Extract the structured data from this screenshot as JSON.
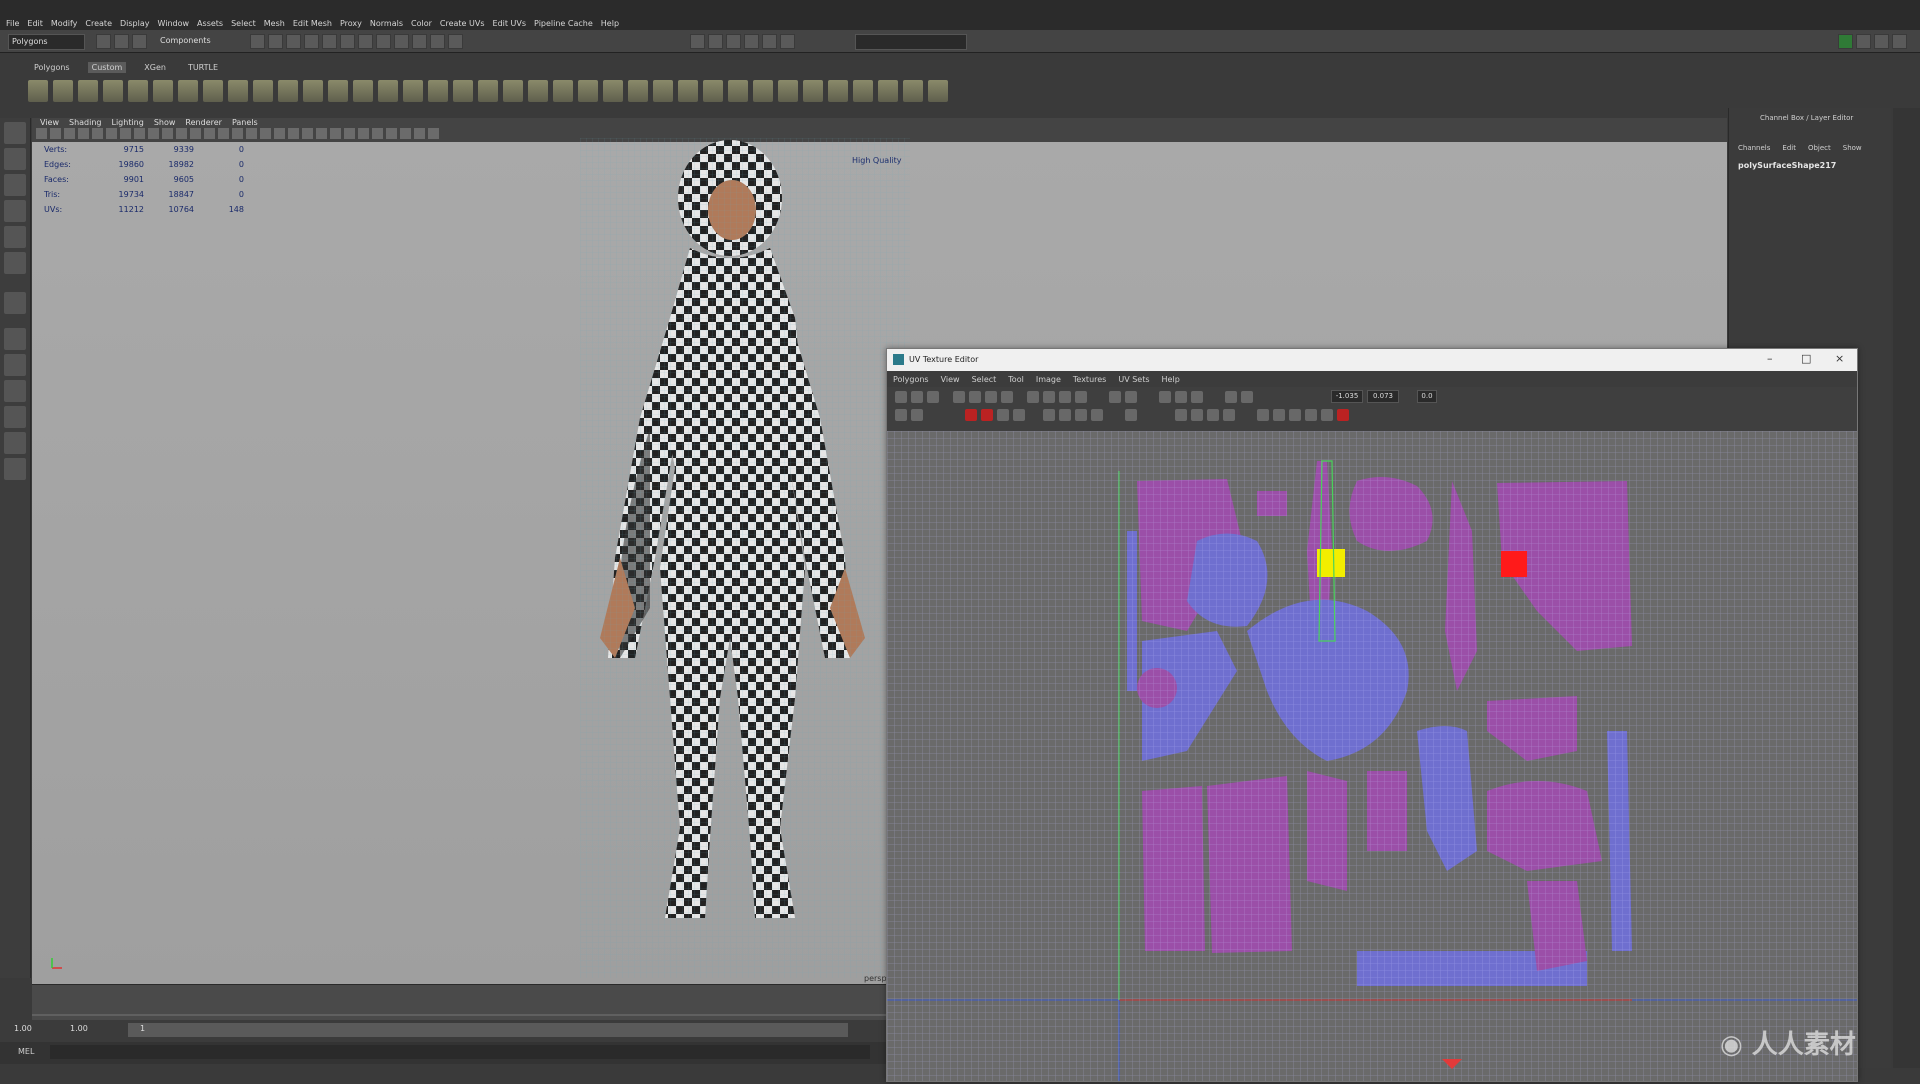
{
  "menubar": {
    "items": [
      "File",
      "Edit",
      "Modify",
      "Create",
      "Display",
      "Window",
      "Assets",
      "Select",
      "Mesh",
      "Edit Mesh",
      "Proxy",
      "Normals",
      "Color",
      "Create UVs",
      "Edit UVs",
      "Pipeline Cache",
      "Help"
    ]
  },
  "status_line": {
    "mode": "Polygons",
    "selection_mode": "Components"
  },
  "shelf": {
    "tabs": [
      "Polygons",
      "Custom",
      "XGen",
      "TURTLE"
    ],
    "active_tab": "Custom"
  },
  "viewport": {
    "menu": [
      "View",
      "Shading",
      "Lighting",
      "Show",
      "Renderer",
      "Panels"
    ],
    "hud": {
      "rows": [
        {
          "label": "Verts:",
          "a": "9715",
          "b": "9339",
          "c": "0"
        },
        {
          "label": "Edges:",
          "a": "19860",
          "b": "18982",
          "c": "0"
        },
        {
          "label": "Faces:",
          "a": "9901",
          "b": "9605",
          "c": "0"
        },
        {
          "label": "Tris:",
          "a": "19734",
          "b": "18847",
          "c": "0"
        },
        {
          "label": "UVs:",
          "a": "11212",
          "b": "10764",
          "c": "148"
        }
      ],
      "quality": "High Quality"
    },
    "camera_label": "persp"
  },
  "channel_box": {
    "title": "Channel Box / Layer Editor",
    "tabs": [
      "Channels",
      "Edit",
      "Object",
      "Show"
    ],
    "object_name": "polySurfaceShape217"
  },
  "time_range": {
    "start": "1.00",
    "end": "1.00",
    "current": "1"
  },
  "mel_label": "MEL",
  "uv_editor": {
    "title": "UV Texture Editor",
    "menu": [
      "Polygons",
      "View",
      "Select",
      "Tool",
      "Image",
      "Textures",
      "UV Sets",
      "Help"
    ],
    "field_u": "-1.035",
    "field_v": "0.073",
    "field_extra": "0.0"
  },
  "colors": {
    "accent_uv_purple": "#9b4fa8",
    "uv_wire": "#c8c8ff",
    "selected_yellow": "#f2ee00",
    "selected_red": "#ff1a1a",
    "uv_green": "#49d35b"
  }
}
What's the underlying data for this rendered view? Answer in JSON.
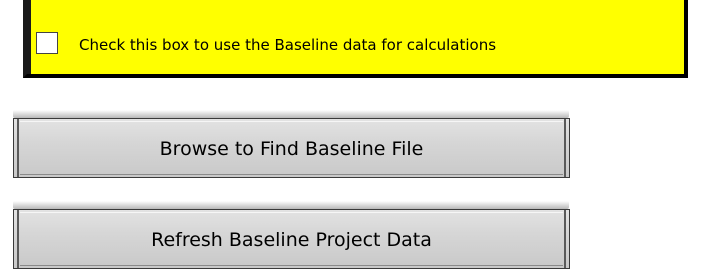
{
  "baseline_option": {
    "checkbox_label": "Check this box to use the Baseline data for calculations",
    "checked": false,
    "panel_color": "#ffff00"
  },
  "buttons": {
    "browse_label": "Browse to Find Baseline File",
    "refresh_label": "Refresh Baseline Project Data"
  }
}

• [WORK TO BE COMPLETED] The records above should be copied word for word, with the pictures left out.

• [EXPECTED OUTPUT]
Extract the structured data from this screenshot as JSON.
{
  "menubar": {
    "items": [
      "File",
      "Edit",
      "Modify",
      "Create",
      "Display",
      "Window",
      "Assets",
      "Select",
      "Mesh",
      "Edit Mesh",
      "Proxy",
      "Normals",
      "Color",
      "Create UVs",
      "Edit UVs",
      "Pipeline Cache",
      "Help"
    ]
  },
  "status_line": {
    "mode": "Polygons",
    "selection_mode": "Components"
  },
  "shelf": {
    "tabs": [
      "Polygons",
      "Custom",
      "XGen",
      "TURTLE"
    ],
    "active_tab": "Custom"
  },
  "viewport": {
    "menu": [
      "View",
      "Shading",
      "Lighting",
      "Show",
      "Renderer",
      "Panels"
    ],
    "hud": {
      "rows": [
        {
          "label": "Verts:",
          "a": "9715",
          "b": "9339",
          "c": "0"
        },
        {
          "label": "Edges:",
          "a": "19860",
          "b": "18982",
          "c": "0"
        },
        {
          "label": "Faces:",
          "a": "9901",
          "b": "9605",
          "c": "0"
        },
        {
          "label": "Tris:",
          "a": "19734",
          "b": "18847",
          "c": "0"
        },
        {
          "label": "UVs:",
          "a": "11212",
          "b": "10764",
          "c": "148"
        }
      ],
      "quality": "High Quality"
    },
    "camera_label": "persp"
  },
  "channel_box": {
    "title": "Channel Box / Layer Editor",
    "tabs": [
      "Channels",
      "Edit",
      "Object",
      "Show"
    ],
    "object_name": "polySurfaceShape217"
  },
  "time_range": {
    "start": "1.00",
    "end": "1.00",
    "current": "1"
  },
  "mel_label": "MEL",
  "uv_editor": {
    "title": "UV Texture Editor",
    "menu": [
      "Polygons",
      "View",
      "Select",
      "Tool",
      "Image",
      "Textures",
      "UV Sets",
      "Help"
    ],
    "field_u": "-1.035",
    "field_v": "0.073",
    "field_extra": "0.0"
  },
  "colors": {
    "accent_uv_purple": "#9b4fa8",
    "uv_wire": "#c8c8ff",
    "selected_yellow": "#f2ee00",
    "selected_red": "#ff1a1a",
    "uv_green": "#49d35b"
  }
}
What's the underlying data for this rendered view? Answer in JSON.
{
  "baseline_option": {
    "checkbox_label": "Check this box to use the Baseline data for calculations",
    "checked": false,
    "panel_color": "#ffff00"
  },
  "buttons": {
    "browse_label": "Browse to Find Baseline File",
    "refresh_label": "Refresh Baseline Project Data"
  }
}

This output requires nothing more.